I know nothing about the Austen Project’s sales so far, but judged solely in literary terms, I think the venture badly needs whatever jolt of energy Sittenfeld may be preparing to inject.
The first Austen Project outing -- 2013's – transformed Catherine Morland’s Gothic novel fixation into an obsession with vampire stories, asking us to buy the proposition that a girl with a smartphone and a Facebook page could become convinced that her new friends the Tilneys were for-real bloodsuckers. The newest – the just-published (in the US) h – takes a different tack.
In many ways, this phenomenon is the publishing world’s way of aping contemporary Hollywood’s fascination with remakes and sequels.
Follow @Telegraph Books The Big Short, the film adaptation of Michael Lewis' book of the same name about the causes of the financial crisis, opens in UK cinemas this weekend.
Before we get to the stories themselves (found in the Appendix and accessible by clicking on the titles), some contexts are necessary.Jane Austen may have only written six novels, but you’d never know it by the sheer volume of updates, retellings, unofficial sequels, and fan fiction that’s been written in and around the worlds she created.Here are some of our favorite modern version of Jane Austen’s classic romances, from is set in Austin (get it? Jane and Celia Woodward’s lives are torn apart by their father’s business scandal, but they manage to rebuild their lives by opening a successful tea shop… Jane doesn’t want to leave San Francisco, but Celia insists on moving to Austin, TX, for a fresh start.In place of fidelity-to-the-point-of-implausibility, we get an Emma update written by someone who doesn’t seem to much like the original.Nearly a third of Mc Call Smith’s 361 pages are given over to backstory that Austen dispatches in a few sentences, or ignores altogether.
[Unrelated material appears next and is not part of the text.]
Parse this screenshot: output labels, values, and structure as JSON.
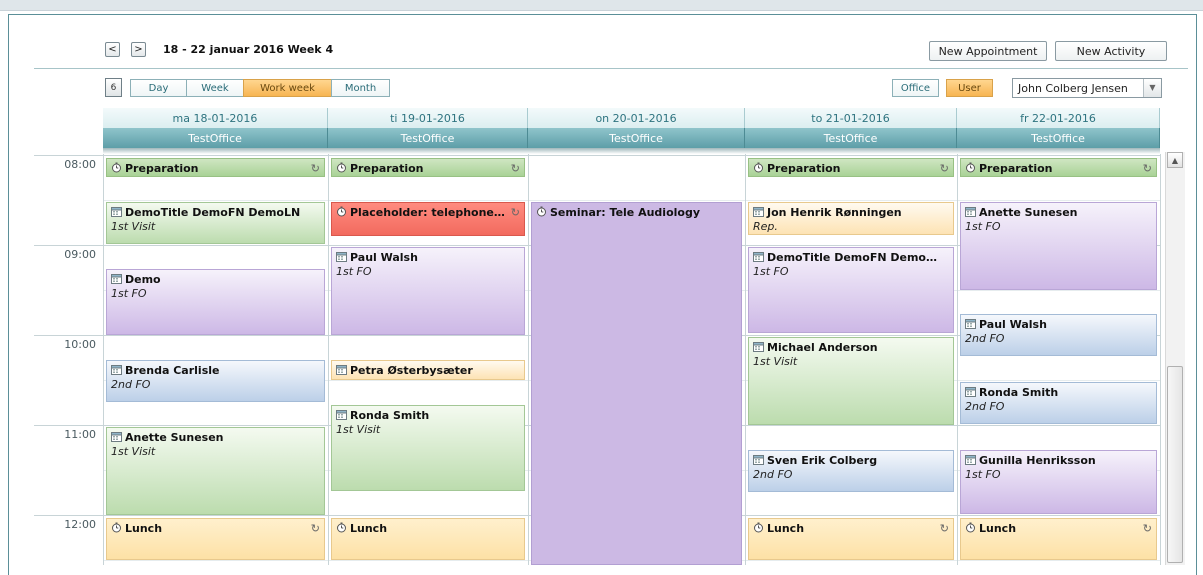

Woodhouse’s early life, Miss Taylor’s arrival at Hartfield, Isabella’s marriage to John Knightley, and Mr.